So, what happens if you do the back-of-the-envelope math a little better? Of the 14 e-liquids containing vanillin, the average content was just 4.54 mg/ml. Even using the questionable assumption of 5 ml per day, this would only work out to about 22.7 mg consumed per day, and for 4 ml of e-liquid per day it’d be just 18.2 mg of vanillin per day. This is around 3 to 3.7 times less than the workplace exposure limit. Going through a similar process for the benzaldehyde (although less reliably, owing to the fewer liquids with it present) gives an average of 7.6 mg/ml and an exposure to 30.4 to 38 mg per day (depending on liquid consumption), again, lower than the recommended maximum daily workplace exposure.

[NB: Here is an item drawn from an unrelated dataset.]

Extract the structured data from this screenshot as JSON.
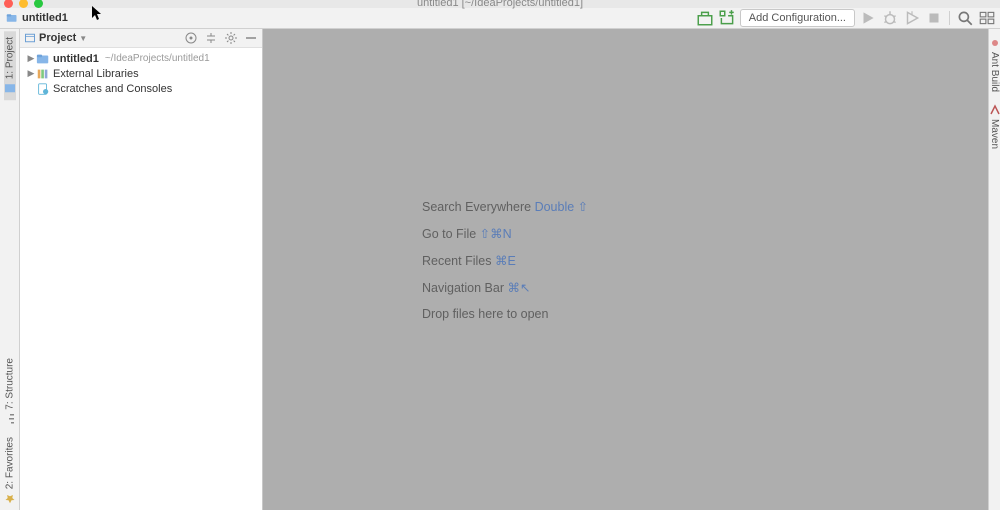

It also goes without saying that it would be unusual (to say the least) to vape the same e-liquid flavor all day, and much more so to vape it all day, every day, for several years. In short, pretty much everything about the author’s calculation is questionable.
How Much Flavoring Chemicals do Smokers Inhale?

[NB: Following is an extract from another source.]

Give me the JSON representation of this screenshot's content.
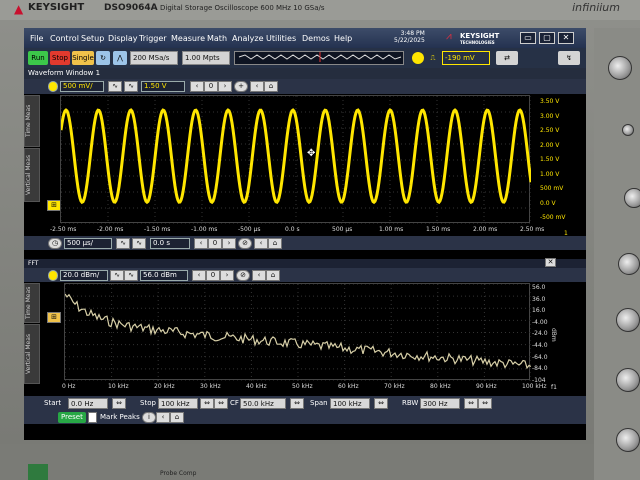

The authors didn’t feel the need to point out that cigarettes alsocontain quite a lot of flavoring chemicals, including benzaldehyde and vanillin, as well as tons of others. The percentages of each are very low, but it adds up since there are lots of them. Based on RJ Reynolds’ maximum levels of use for their ingredients (for any of their brands, so it’s admittedly very unlikely this would represent any one brand) and the listed percentages of each of the flavors (only counting ones with detectable levels and those not also used for other purposes), around 8.5 percent of tobacco, by weight, is composed of flavorings, or 5.3 percent not including menthol. Only one e-liquid was over 4 percent flavorings by weight, with the majority containing under 1 percent. Admittedly the levels would be impacted by the combustion or vaporization process, but the point is clear regardless: vapers inhaled loads of flavorings anyway. So, should we be more worried about flavorings in tobacco cigarettes? Someone probably would be if there weren’t loads of worse things in cigarettes.

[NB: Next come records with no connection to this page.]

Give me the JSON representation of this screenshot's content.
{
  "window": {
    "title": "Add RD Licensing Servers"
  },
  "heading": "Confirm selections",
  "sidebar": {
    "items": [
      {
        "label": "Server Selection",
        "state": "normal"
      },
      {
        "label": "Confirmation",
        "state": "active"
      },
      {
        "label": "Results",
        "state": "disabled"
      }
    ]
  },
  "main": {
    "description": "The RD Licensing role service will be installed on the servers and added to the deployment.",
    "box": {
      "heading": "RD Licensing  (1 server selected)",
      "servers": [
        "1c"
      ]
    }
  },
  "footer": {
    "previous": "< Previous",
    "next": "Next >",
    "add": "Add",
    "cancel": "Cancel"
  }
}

For individual flavors like vanillin and benzaldehyde, most e-liquids with them present do contain more (as you may expect), but if you’re concerned about inhalation of flavorings overall, it seems that even a single brand of cigarettes would contain comparable amounts of flavorings to e-liquids. Sadly, when you look for ingredient listings for a specific brand, all you get is the eerily familiar “artificial and natural flavors” line, which really doesn’t cut it, for cigs or e-cigs.
Strangely, despite the simplistic nature of the study and the exaggerated, worst-case calculations, the measures suggested by the authors – listing ingredients (in full) and limiting quantities of those with a known risk – are actually reasonable. This underlines the core point when considering the risk from flavorings: if any are pretty bad, like diacetyl, even if it isn’t a huge risk, mixers can simply stop putting them in. As usual, the media concern goes well above and beyond what is justified by the science or even basic reasoning.